6 60 O.S. 1981 § 75 . Statutes enacted in three other states confer on the courts the power to reform instruments vulnerable for noncompliance with the rule against perpetuities. See, Cal.Civ.Code § 715.5 [West 1982]; Mo. Rev. Stat. § 442.555 [1978] and Tex. Property Code § 5.043 [Vernon 1984]. See also, Idaho Code § 55-111 [1948].

7 The statute of limitations begins to run when the cause of action accrues, and a cause of action accrues when a claimant first could have maintained his action to successful conclusion. Sherwood Forest No. 2 Corp. v. City of Norman, Okl., 632 P.2d 368, 370 [1980].

8 See Cline v. Hullum, Okl., 435 P.2d 152 [1967].
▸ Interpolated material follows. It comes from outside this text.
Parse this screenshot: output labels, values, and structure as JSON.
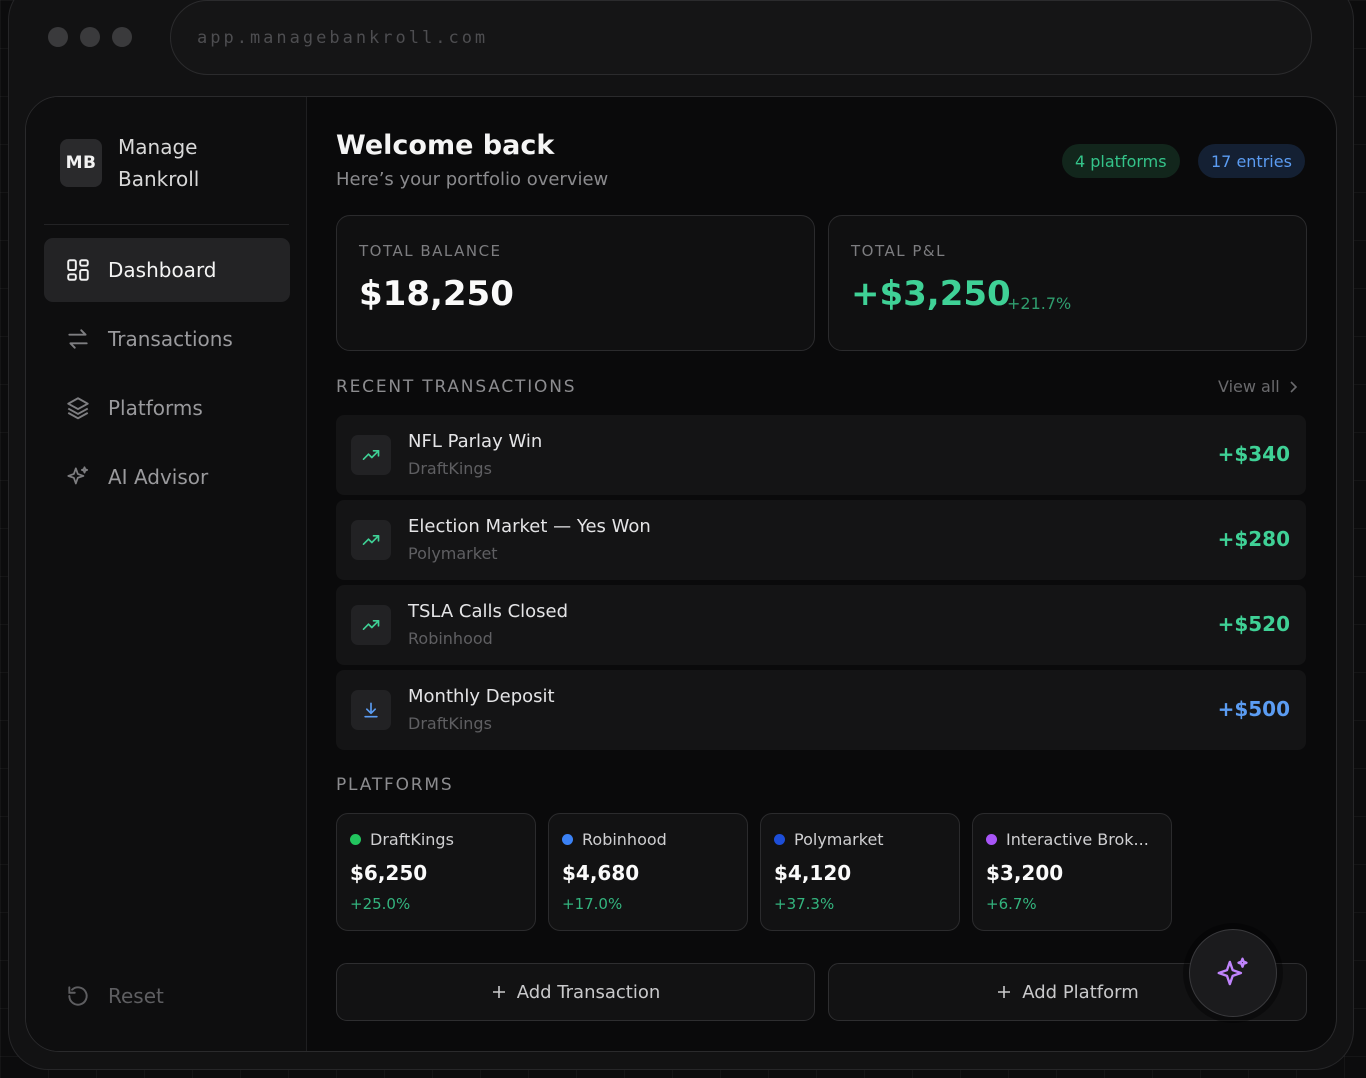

9 The limits of Oklahoma's rule against perpetuities are found in Art. 2 § 32, Okl. Const.; 60 O.S. 1981 § 31 ; Melcher v. Camp., 435 P.2d 107, 111 [1967] and Producers Oil Co. v. Gore, Okl., 610 P.2d 772, 773-774 [1980].

See also Denney v. Teel, Okl., 688 P.2d 803 [1984].

10 60 O.S. 1981 § 31 . The provisions of § 31 govern interests and estates in real property. Melcher v. Camp, supra, note 9 at 108, 110-111.